Every year, some 60,000 students graduate from about 600 film schools worldwide. I estimate that probably 20 percent choose to focus on cinematography — so, let’s assume 12,000 budding cinematographers graduate every year. These numbers represent the universities and one- to three-year film schools. If you include the various master classes, summer courses and online classes that are available, you would probably add considerably more students.
The teaching of cinematography has always been of interest to me. At one point, it motivated me to start the ASC Master Class program because I found, in most instances, film school teaching was not always reaching an acceptable level of education. Over the last 20 years, I have also occasionally taught at film schools and universities — always in the form of a workshop. It surprised me that many students lacked a basic technological background — really not so difficult to learn — and, more importantly, they lacked an understanding of the creative motivation that results in good cinematography.
“The money being charged for film education these days is staggering; spending a whopping $250,000 to $350,000 to send someone through to graduation is not uncommon.”
I am a product of six years of film education — first, the Netherlands Film Academy for four years and then two years at AFI. Looking back, I remember a few educational lapses at both schools, though they have excellent reputations. Yes, I did enjoy my six years very much; the collaboration with my fellow students was phenomenal. Just how great is it to have time to develop yourself in a protected environment? That aspect alone has formed an essential foundation for the rest of my career. But, honestly, I cannot forget some of the marginal teachers I endured. Those burdened by alcoholism and favoritism, and the idiosyncratic ones who did nothing constructive for students but instead glorified themselves through teaching. In my early film school days, one suicidal instructor drowned himself in a bathtub after we did not show up to a screening of his thesis movie about “being of an alcoholic soul.” Later, another teacher made us put paint on our heels and, after having us watch a scene from probable camera angles, made us decide where to put the camera based on the density of the paint residue on the floor!
What this all brings to mind is the saying by educator William Arthur Ward: “The mediocre teacher tells. The good teacher explains. The superior teacher demonstrates. The great teacher inspires!”
I realized over the years that some film-teaching professionals probably were not so successful in their careers and, through teaching, found a stage for their insecurities.
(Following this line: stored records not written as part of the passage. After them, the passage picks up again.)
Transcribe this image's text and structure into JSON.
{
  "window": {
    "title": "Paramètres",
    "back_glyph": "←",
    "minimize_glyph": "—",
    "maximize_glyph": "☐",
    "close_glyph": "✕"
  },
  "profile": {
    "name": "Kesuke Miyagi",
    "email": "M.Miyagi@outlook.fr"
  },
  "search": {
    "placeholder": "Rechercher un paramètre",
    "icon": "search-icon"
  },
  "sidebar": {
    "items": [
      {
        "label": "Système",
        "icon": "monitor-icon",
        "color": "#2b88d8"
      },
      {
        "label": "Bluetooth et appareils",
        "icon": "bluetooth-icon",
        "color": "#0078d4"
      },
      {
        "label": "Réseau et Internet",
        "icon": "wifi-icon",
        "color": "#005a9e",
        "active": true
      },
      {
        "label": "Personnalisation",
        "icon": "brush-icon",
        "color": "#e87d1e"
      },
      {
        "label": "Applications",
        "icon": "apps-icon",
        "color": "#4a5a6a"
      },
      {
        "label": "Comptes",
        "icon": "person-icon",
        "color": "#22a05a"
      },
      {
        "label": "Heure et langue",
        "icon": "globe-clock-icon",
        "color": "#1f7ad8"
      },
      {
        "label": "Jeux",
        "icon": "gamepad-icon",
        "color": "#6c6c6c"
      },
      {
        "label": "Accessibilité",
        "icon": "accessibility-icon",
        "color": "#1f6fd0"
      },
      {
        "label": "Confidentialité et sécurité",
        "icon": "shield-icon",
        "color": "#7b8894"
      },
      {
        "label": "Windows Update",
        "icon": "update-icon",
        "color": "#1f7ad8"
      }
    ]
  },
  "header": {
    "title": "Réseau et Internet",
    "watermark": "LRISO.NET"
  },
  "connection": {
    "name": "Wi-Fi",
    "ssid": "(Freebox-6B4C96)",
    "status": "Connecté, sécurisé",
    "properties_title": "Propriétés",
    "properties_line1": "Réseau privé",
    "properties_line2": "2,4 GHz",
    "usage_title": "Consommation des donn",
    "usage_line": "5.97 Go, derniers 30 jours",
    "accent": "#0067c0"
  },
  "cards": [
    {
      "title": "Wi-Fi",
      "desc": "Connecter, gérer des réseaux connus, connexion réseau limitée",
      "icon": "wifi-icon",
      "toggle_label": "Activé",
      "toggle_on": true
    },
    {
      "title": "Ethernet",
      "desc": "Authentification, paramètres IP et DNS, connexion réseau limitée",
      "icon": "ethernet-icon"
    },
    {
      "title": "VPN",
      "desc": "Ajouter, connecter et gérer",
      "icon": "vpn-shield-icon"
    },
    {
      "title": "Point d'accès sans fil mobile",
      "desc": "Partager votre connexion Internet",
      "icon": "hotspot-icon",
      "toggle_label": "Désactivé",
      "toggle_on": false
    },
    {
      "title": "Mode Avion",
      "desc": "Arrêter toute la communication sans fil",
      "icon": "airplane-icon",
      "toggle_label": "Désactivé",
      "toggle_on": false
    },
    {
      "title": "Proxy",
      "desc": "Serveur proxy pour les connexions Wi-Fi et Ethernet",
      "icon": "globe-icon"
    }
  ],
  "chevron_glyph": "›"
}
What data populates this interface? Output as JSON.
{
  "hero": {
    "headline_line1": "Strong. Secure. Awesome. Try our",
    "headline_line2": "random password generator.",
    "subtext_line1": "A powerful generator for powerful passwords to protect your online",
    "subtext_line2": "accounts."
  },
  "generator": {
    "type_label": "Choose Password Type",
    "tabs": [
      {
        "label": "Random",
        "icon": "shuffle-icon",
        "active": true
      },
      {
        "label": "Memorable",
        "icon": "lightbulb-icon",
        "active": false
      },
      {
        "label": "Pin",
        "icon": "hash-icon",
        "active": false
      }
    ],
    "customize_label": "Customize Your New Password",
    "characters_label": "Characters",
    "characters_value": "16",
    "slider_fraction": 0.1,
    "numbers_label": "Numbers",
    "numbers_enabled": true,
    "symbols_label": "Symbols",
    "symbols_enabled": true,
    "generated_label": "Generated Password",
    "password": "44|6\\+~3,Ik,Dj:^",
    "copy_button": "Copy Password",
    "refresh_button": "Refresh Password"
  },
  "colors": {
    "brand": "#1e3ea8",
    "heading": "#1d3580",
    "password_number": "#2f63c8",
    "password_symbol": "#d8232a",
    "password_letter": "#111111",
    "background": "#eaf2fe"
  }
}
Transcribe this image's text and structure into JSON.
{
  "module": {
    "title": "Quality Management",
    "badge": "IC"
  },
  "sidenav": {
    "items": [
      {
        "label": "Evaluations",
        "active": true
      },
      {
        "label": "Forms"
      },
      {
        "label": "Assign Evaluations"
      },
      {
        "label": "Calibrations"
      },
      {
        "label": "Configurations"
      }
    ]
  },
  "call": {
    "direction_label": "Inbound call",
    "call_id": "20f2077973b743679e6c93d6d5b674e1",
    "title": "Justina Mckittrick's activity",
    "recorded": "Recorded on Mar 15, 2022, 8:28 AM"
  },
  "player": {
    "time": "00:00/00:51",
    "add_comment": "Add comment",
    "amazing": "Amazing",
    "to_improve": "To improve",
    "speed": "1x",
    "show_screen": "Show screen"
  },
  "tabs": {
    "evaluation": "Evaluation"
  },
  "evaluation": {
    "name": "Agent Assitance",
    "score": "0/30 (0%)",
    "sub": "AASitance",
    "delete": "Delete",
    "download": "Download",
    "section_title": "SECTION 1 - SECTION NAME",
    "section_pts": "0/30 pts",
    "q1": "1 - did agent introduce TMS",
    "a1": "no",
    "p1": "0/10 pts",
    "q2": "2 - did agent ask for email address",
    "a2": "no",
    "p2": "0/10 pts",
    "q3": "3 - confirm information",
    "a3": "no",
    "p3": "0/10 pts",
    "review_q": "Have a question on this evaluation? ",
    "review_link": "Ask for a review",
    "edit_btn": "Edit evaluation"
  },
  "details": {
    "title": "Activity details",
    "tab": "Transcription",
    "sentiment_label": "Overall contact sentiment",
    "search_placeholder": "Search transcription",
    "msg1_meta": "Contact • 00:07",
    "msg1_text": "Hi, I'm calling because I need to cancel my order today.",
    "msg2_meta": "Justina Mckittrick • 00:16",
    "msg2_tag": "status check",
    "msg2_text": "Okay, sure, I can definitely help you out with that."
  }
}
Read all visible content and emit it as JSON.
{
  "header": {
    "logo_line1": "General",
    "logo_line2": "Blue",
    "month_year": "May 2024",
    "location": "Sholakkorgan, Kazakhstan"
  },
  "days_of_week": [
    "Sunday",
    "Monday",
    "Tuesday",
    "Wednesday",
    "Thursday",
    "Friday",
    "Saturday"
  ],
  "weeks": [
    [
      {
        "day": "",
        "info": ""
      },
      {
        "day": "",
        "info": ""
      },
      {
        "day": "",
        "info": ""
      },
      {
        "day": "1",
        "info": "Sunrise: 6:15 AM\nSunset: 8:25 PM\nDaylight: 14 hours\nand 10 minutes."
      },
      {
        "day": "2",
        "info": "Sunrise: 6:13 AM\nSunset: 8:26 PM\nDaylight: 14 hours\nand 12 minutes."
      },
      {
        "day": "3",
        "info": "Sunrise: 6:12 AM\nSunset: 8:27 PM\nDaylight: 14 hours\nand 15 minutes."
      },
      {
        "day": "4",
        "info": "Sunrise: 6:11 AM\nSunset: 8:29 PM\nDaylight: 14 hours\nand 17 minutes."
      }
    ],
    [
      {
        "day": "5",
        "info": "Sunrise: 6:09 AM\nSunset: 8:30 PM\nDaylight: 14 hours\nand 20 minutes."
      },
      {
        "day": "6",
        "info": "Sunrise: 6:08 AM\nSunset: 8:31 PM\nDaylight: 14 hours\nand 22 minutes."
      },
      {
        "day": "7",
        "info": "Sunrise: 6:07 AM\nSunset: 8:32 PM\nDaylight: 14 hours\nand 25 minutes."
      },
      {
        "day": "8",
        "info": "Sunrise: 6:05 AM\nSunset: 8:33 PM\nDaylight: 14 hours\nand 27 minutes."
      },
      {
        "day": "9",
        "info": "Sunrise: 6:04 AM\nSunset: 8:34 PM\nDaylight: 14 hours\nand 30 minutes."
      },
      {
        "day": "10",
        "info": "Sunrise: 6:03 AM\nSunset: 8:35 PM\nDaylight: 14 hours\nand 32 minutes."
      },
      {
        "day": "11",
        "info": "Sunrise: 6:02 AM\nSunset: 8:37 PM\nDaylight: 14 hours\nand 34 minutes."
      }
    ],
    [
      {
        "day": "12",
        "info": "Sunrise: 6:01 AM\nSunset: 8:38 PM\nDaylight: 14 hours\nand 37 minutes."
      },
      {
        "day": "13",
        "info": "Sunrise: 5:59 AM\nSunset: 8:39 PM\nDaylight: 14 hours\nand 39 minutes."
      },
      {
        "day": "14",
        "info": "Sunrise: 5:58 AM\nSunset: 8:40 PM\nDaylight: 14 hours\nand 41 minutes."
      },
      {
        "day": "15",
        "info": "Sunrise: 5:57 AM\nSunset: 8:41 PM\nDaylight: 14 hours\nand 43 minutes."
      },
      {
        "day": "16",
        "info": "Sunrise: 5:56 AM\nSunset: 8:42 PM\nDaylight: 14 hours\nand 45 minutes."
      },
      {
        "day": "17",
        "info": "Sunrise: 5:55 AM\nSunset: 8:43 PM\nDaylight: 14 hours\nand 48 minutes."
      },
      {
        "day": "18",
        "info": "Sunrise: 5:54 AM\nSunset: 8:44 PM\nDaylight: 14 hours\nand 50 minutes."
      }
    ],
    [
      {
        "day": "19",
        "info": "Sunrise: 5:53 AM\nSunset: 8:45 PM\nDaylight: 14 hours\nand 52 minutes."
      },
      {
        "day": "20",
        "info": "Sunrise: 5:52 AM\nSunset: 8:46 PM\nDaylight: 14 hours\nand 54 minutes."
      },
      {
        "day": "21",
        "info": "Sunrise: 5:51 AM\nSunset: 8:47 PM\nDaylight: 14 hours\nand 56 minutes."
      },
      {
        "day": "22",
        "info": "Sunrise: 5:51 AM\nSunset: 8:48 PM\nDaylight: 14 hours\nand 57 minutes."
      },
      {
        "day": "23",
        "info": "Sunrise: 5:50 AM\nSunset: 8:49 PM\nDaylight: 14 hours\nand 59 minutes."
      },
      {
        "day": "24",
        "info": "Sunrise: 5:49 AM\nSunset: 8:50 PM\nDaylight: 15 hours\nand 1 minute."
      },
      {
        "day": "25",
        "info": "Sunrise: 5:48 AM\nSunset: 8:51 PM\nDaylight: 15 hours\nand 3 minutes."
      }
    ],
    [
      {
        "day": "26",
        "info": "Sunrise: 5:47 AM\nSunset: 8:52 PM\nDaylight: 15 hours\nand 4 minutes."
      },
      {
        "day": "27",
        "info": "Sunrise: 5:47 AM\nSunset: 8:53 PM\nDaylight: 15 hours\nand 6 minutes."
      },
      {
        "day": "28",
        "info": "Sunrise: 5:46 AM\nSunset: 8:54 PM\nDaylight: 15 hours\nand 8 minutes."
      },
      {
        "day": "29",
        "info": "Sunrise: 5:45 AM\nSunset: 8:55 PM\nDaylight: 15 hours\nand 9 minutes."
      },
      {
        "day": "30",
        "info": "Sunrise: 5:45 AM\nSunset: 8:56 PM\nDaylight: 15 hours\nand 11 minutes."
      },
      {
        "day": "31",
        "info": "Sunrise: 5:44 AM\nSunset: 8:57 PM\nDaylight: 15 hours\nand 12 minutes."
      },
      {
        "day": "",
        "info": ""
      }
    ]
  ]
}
I’m done watching teachers tell their students how brilliant their own work is, and, in the process, influence young and eager minds. I have been in educational staff meetings where these “prophets of mediocrity” say things like, “We like to work with vacant minds and shape someone’s creativity.” That has sent me running for the door.
Although this all sounds maybe a bit hopeless, the reality is not so. Students today are producing great and innovative films. The submissions to the annual ASC Student Heritage Awards competition are a testament to this.
And there are, of course, teachers who are genuinely our deserving heroes. I would classify them as those who don’t necessarily have a lot of structure or preconceived ideas, but are just themselves — exposing their faults as well as accomplishments.
A lot of learning in cinematography is watching others do it — others who are, of course, talented and create images that speak to you. In my early years, I observed and interned with cinematographers who included Witold Sobociński, PSC and Gerry Fisher, BSC. They were doing a job — one cracking jokes all the time, and the other stern and intolerant of worldly distractions. At the time, many things I observed were incomprehensible. Years later, it suddenly all started to make sense and made me forever grateful to them.
The money being charged for film education these days is staggering; spending a whopping $250,000 to $350,000 to send someone through to graduation is not uncommon. Then the hordes not admitted to a reputable institution fall prey to the commercial film schools, with less oversight and accountability. A $50,000 bill for a year is the norm. Those schools, motivated by profit, often paint a sorry picture of students recruited worldwide, recipients of veteran administration grants, and a hopeless group that wants to work in the industry at any cost and take out high-interest loans in the effort to do so.
It’s time to do something about this situation. Maybe it’s time for students to revolt, and for parents to withhold tuition and demand accountability.
That will be a wake-up call for the mediocrity, motivate a move to better education, and get us out of this film school misery.
Kees van Oostrum